ShareThis Page

'Happiness is being married to your best friend'

| Sunday, Feb. 12, 2017, 6:27 p.m.
Dottie Heintzinger, 85, and husband, Art Heintzinger, 86, of Allison Park, poses for a portrait inside of Cumberland Woods Village retirement center in Allison Park, on Friday, Feb. 10, 2017.
Nate Smallwood | Tribune-Review
Dottie Heintzinger, 85, and husband, Art Heintzinger, 86, of Allison Park, poses for a portrait inside of Cumberland Woods Village retirement center in Allison Park, on Friday, Feb. 10, 2017.
Two photographs of Dottie and Art Heintzinger, on their wedding day, are laid on a table inside of Cumberland Woods Village retirement center in Allison Park, on Feb. 10, 2017.
Nate Smallwood | Tribune-Review
Two photographs of Dottie and Art Heintzinger, on their wedding day, are laid on a table inside of Cumberland Woods Village retirement center in Allison Park, on Feb. 10, 2017.

Her mom worried that Dottie might never get married. Dottie didn't.

She had friends, and she was happy. She didn't need better.

Then she met Art and discovered what better was.

“On a blind date,” says Dottie Heintzinger, 85, of Allison Park. “His sister and my friend set us up.”

“Was it the Holiday Inn in Green Tree?” Art Heintzinger, 86, asks.

“I think it was,” she says. “We had a couple drinks, we danced, and we just talked and talked.”

She looks off into the distance and smiles.

“That evening went by so fast,” she says.

“So fast,” Art says.

That evening was a cold winter night in 1975.

Art was divorced with two daughters. Dottie had never married (which caused her mother to worry). They were both in their 40s.

Art, seeing no reason to waste time, called her the next day and asked her out again.

“I was shocked,” she says. “I couldn't believe I met someone like him.”

They continued to date and found that the conversations never stopped being easy.

So easy, in fact, that Dottie suggested they get married.

“He wasn't upset,” she says with a shrug. “So I just kept planning it.”

They married Dec. 23, 1976, in West View.

They honeymooned in Florida and New Orleans.

They moved to Florida when Art was transferred for work and lived there for 30 years.

Then they moved back to Western Pennsylvania to retire in 2014.

Today, they live at Cumberland Woods, a retirement facility on the UPMC Passavant campus.

They recently celebrated their 40th anniversary.

On Tuesday, they will celebrate their 42nd Valentine's Day together.

Sometimes they wonder: What if we had met sooner?

They wonder.

But not for long.

Because as it is, they're happy with being proof of the old saying:

Good things come to those who wait.

“She's my friend,” Art says proudly.

“And he's mine,” Dottie says. “I have a magnet on our refrigerator that says, ‘Happiness is being married to your best friend.' I think that's true.”

TribLIVE commenting policy

You are solely responsible for your comments and by using TribLive.com you agree to our Terms of Service.

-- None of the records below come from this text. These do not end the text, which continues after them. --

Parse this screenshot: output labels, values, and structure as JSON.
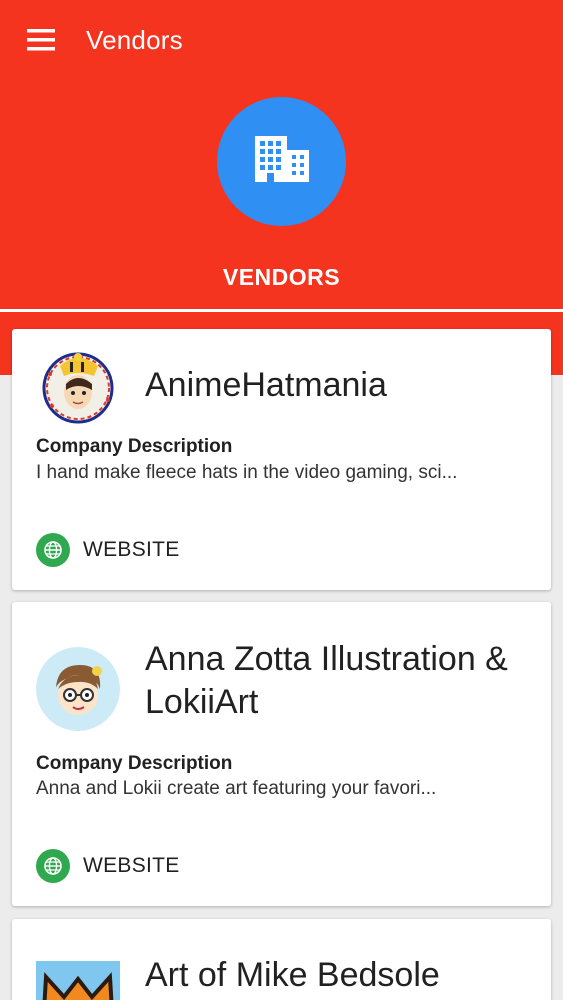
{
  "app": {
    "title": "Vendors",
    "hero_label": "VENDORS",
    "icons": {
      "menu": "hamburger-menu-icon",
      "hero": "building-icon",
      "website": "globe-icon"
    },
    "colors": {
      "header": "#f5341f",
      "hero_circle": "#2f8ff2",
      "website_icon": "#2fa84f"
    }
  },
  "vendors": [
    {
      "name": "AnimeHatmania",
      "description_label": "Company Description",
      "description": "I hand make fleece hats in the video gaming, sci...",
      "website_label": "WEBSITE"
    },
    {
      "name": "Anna Zotta Illustration & LokiiArt",
      "description_label": "Company Description",
      "description": "Anna and Lokii create art featuring your favori...",
      "website_label": "WEBSITE"
    },
    {
      "name": "Art of Mike Bedsole"
    }
  ]
}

We moderate comments. Our goal is to provide substantive commentary for a general readership. By screening submissions, we provide a space where readers can share intelligent and informed commentary that enhances the quality of our news and information.

While most comments will be posted if they are on-topic and not abusive, moderating decisions are subjective. We will make them as carefully and consistently as we can. Because of the volume of reader comments, we cannot review individual moderation decisions with readers.

We value thoughtful comments representing a range of views that make their point quickly and politely. We make an effort to protect discussions from repeated comments either by the same reader or different readers

We follow the same standards for taste as the daily newspaper. A few things we won't tolerate: personal attacks, obscenity, vulgarity, profanity (including expletives and letters followed by dashes), commercial promotion, impersonations, incoherence, proselytizing and SHOUTING. Don't include URLs to Web sites.

We do not edit comments. They are either approved or deleted. We reserve the right to edit a comment that is quoted or excerpted in an article. In this case, we may fix spelling and punctuation.

We welcome strong opinions and criticism of our work, but we don't want comments to become bogged down with discussions of our policies and we will moderate accordingly.

We appreciate it when readers and people quoted in articles or blog posts point out errors of fact or emphasis and will investigate all assertions. But these suggestions should be sent via e-mail. To avoid distracting other readers, we won't publish comments that suggest a correction. Instead, corrections will be made in a blog post or in an article.